__Extracted data entries__
_ _ _ _

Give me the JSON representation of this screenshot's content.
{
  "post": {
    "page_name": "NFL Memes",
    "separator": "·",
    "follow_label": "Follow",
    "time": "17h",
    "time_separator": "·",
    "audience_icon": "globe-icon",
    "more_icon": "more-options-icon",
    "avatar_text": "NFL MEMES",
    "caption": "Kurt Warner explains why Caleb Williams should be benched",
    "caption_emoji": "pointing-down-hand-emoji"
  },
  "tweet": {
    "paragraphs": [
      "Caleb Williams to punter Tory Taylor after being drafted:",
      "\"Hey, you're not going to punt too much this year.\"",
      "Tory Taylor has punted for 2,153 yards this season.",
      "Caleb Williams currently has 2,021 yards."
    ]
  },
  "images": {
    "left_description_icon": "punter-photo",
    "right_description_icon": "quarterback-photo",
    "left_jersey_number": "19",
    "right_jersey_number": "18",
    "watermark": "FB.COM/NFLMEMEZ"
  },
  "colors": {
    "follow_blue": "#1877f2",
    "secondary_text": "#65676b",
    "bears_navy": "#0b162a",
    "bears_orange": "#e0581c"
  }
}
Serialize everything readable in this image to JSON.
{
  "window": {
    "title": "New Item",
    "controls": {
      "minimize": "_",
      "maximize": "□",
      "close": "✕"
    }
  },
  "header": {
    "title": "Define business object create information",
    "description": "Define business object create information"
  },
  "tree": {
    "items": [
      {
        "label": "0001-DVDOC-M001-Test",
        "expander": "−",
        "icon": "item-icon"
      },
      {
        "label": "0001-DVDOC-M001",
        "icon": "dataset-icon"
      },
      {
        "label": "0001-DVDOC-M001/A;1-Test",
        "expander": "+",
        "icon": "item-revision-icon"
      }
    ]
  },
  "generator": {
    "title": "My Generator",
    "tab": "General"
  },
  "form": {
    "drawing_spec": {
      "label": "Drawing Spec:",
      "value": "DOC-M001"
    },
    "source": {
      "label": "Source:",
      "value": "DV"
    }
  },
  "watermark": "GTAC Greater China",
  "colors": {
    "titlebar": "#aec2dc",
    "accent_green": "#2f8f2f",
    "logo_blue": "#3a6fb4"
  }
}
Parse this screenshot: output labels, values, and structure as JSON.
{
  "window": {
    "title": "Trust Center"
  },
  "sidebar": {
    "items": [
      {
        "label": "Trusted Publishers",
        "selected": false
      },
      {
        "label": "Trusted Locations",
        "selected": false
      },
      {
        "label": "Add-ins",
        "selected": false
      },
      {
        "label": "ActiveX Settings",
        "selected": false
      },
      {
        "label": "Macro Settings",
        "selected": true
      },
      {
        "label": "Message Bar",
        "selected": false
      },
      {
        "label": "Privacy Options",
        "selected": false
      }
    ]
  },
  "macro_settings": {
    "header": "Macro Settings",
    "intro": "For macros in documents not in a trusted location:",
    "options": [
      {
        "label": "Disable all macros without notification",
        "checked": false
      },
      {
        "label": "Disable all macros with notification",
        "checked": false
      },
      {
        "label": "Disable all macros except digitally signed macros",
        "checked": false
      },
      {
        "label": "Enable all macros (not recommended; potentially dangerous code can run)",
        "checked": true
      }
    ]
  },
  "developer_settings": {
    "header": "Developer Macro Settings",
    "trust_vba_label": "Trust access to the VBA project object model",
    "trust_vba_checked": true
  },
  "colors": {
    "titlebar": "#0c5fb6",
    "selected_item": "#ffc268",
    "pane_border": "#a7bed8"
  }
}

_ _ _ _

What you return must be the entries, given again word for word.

__Your solution__
Give me the JSON representation of this screenshot's content.
{
  "post": {
    "page_name": "NFL Memes",
    "separator": "·",
    "follow_label": "Follow",
    "time": "17h",
    "time_separator": "·",
    "audience_icon": "globe-icon",
    "more_icon": "more-options-icon",
    "avatar_text": "NFL MEMES",
    "caption": "Kurt Warner explains why Caleb Williams should be benched",
    "caption_emoji": "pointing-down-hand-emoji"
  },
  "tweet": {
    "paragraphs": [
      "Caleb Williams to punter Tory Taylor after being drafted:",
      "\"Hey, you're not going to punt too much this year.\"",
      "Tory Taylor has punted for 2,153 yards this season.",
      "Caleb Williams currently has 2,021 yards."
    ]
  },
  "images": {
    "left_description_icon": "punter-photo",
    "right_description_icon": "quarterback-photo",
    "left_jersey_number": "19",
    "right_jersey_number": "18",
    "watermark": "FB.COM/NFLMEMEZ"
  },
  "colors": {
    "follow_blue": "#1877f2",
    "secondary_text": "#65676b",
    "bears_navy": "#0b162a",
    "bears_orange": "#e0581c"
  }
}
Serialize everything readable in this image to JSON.
{
  "window": {
    "title": "New Item",
    "controls": {
      "minimize": "_",
      "maximize": "□",
      "close": "✕"
    }
  },
  "header": {
    "title": "Define business object create information",
    "description": "Define business object create information"
  },
  "tree": {
    "items": [
      {
        "label": "0001-DVDOC-M001-Test",
        "expander": "−",
        "icon": "item-icon"
      },
      {
        "label": "0001-DVDOC-M001",
        "icon": "dataset-icon"
      },
      {
        "label": "0001-DVDOC-M001/A;1-Test",
        "expander": "+",
        "icon": "item-revision-icon"
      }
    ]
  },
  "generator": {
    "title": "My Generator",
    "tab": "General"
  },
  "form": {
    "drawing_spec": {
      "label": "Drawing Spec:",
      "value": "DOC-M001"
    },
    "source": {
      "label": "Source:",
      "value": "DV"
    }
  },
  "watermark": "GTAC Greater China",
  "colors": {
    "titlebar": "#aec2dc",
    "accent_green": "#2f8f2f",
    "logo_blue": "#3a6fb4"
  }
}
Parse this screenshot: output labels, values, and structure as JSON.
{
  "window": {
    "title": "Trust Center"
  },
  "sidebar": {
    "items": [
      {
        "label": "Trusted Publishers",
        "selected": false
      },
      {
        "label": "Trusted Locations",
        "selected": false
      },
      {
        "label": "Add-ins",
        "selected": false
      },
      {
        "label": "ActiveX Settings",
        "selected": false
      },
      {
        "label": "Macro Settings",
        "selected": true
      },
      {
        "label": "Message Bar",
        "selected": false
      },
      {
        "label": "Privacy Options",
        "selected": false
      }
    ]
  },
  "macro_settings": {
    "header": "Macro Settings",
    "intro": "For macros in documents not in a trusted location:",
    "options": [
      {
        "label": "Disable all macros without notification",
        "checked": false
      },
      {
        "label": "Disable all macros with notification",
        "checked": false
      },
      {
        "label": "Disable all macros except digitally signed macros",
        "checked": false
      },
      {
        "label": "Enable all macros (not recommended; potentially dangerous code can run)",
        "checked": true
      }
    ]
  },
  "developer_settings": {
    "header": "Developer Macro Settings",
    "trust_vba_label": "Trust access to the VBA project object model",
    "trust_vba_checked": true
  },
  "colors": {
    "titlebar": "#0c5fb6",
    "selected_item": "#ffc268",
    "pane_border": "#a7bed8"
  }
}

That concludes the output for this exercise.